§ Stored data entries

+++

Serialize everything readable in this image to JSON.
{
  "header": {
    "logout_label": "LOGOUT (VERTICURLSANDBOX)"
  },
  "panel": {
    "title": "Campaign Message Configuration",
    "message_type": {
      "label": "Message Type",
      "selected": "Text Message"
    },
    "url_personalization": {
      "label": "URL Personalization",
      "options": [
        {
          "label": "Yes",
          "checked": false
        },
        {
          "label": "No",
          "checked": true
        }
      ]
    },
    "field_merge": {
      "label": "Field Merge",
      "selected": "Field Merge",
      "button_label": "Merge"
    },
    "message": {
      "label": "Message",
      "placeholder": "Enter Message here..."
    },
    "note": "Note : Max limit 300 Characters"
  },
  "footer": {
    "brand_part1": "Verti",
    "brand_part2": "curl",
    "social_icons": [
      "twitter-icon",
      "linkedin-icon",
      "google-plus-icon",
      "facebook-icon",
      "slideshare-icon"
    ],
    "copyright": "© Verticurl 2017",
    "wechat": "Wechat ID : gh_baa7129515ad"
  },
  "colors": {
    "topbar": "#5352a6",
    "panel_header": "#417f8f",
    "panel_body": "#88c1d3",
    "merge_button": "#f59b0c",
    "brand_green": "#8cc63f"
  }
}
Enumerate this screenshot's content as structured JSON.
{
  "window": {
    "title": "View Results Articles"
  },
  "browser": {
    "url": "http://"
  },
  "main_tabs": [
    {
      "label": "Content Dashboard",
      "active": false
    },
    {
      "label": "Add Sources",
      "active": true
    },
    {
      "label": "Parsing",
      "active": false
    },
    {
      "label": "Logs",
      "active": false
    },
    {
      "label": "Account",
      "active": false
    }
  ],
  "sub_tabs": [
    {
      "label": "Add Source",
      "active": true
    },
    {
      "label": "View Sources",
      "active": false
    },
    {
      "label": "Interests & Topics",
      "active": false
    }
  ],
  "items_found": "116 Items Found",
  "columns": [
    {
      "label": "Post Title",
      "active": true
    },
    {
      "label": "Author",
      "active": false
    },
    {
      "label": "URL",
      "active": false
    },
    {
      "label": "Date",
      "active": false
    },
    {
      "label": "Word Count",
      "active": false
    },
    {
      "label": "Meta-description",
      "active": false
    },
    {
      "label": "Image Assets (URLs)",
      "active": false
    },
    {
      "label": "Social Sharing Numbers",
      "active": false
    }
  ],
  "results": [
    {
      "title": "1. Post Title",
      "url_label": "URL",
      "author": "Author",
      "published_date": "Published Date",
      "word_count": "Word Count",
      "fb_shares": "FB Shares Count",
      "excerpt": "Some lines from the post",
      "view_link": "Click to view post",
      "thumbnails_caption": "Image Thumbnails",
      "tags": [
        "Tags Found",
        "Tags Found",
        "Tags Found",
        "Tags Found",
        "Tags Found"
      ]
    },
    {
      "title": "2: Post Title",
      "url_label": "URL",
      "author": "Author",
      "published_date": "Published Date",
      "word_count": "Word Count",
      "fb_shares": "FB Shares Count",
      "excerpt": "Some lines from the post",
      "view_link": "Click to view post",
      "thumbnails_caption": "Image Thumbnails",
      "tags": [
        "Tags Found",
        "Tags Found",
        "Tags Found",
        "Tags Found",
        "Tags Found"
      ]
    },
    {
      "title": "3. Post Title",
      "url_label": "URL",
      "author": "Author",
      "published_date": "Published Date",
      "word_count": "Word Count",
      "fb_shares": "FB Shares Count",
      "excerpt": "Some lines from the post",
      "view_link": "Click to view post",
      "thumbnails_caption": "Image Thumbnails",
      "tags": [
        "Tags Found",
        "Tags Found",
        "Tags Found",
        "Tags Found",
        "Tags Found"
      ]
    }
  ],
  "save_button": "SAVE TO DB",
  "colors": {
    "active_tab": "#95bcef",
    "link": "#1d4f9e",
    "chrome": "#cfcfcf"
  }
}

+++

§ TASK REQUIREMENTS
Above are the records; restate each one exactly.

§ TASK RESULT
Serialize everything readable in this image to JSON.
{
  "header": {
    "logout_label": "LOGOUT (VERTICURLSANDBOX)"
  },
  "panel": {
    "title": "Campaign Message Configuration",
    "message_type": {
      "label": "Message Type",
      "selected": "Text Message"
    },
    "url_personalization": {
      "label": "URL Personalization",
      "options": [
        {
          "label": "Yes",
          "checked": false
        },
        {
          "label": "No",
          "checked": true
        }
      ]
    },
    "field_merge": {
      "label": "Field Merge",
      "selected": "Field Merge",
      "button_label": "Merge"
    },
    "message": {
      "label": "Message",
      "placeholder": "Enter Message here..."
    },
    "note": "Note : Max limit 300 Characters"
  },
  "footer": {
    "brand_part1": "Verti",
    "brand_part2": "curl",
    "social_icons": [
      "twitter-icon",
      "linkedin-icon",
      "google-plus-icon",
      "facebook-icon",
      "slideshare-icon"
    ],
    "copyright": "© Verticurl 2017",
    "wechat": "Wechat ID : gh_baa7129515ad"
  },
  "colors": {
    "topbar": "#5352a6",
    "panel_header": "#417f8f",
    "panel_body": "#88c1d3",
    "merge_button": "#f59b0c",
    "brand_green": "#8cc63f"
  }
}
Enumerate this screenshot's content as structured JSON.
{
  "window": {
    "title": "View Results Articles"
  },
  "browser": {
    "url": "http://"
  },
  "main_tabs": [
    {
      "label": "Content Dashboard",
      "active": false
    },
    {
      "label": "Add Sources",
      "active": true
    },
    {
      "label": "Parsing",
      "active": false
    },
    {
      "label": "Logs",
      "active": false
    },
    {
      "label": "Account",
      "active": false
    }
  ],
  "sub_tabs": [
    {
      "label": "Add Source",
      "active": true
    },
    {
      "label": "View Sources",
      "active": false
    },
    {
      "label": "Interests & Topics",
      "active": false
    }
  ],
  "items_found": "116 Items Found",
  "columns": [
    {
      "label": "Post Title",
      "active": true
    },
    {
      "label": "Author",
      "active": false
    },
    {
      "label": "URL",
      "active": false
    },
    {
      "label": "Date",
      "active": false
    },
    {
      "label": "Word Count",
      "active": false
    },
    {
      "label": "Meta-description",
      "active": false
    },
    {
      "label": "Image Assets (URLs)",
      "active": false
    },
    {
      "label": "Social Sharing Numbers",
      "active": false
    }
  ],
  "results": [
    {
      "title": "1. Post Title",
      "url_label": "URL",
      "author": "Author",
      "published_date": "Published Date",
      "word_count": "Word Count",
      "fb_shares": "FB Shares Count",
      "excerpt": "Some lines from the post",
      "view_link": "Click to view post",
      "thumbnails_caption": "Image Thumbnails",
      "tags": [
        "Tags Found",
        "Tags Found",
        "Tags Found",
        "Tags Found",
        "Tags Found"
      ]
    },
    {
      "title": "2: Post Title",
      "url_label": "URL",
      "author": "Author",
      "published_date": "Published Date",
      "word_count": "Word Count",
      "fb_shares": "FB Shares Count",
      "excerpt": "Some lines from the post",
      "view_link": "Click to view post",
      "thumbnails_caption": "Image Thumbnails",
      "tags": [
        "Tags Found",
        "Tags Found",
        "Tags Found",
        "Tags Found",
        "Tags Found"
      ]
    },
    {
      "title": "3. Post Title",
      "url_label": "URL",
      "author": "Author",
      "published_date": "Published Date",
      "word_count": "Word Count",
      "fb_shares": "FB Shares Count",
      "excerpt": "Some lines from the post",
      "view_link": "Click to view post",
      "thumbnails_caption": "Image Thumbnails",
      "tags": [
        "Tags Found",
        "Tags Found",
        "Tags Found",
        "Tags Found",
        "Tags Found"
      ]
    }
  ],
  "save_button": "SAVE TO DB",
  "colors": {
    "active_tab": "#95bcef",
    "link": "#1d4f9e",
    "chrome": "#cfcfcf"
  }
}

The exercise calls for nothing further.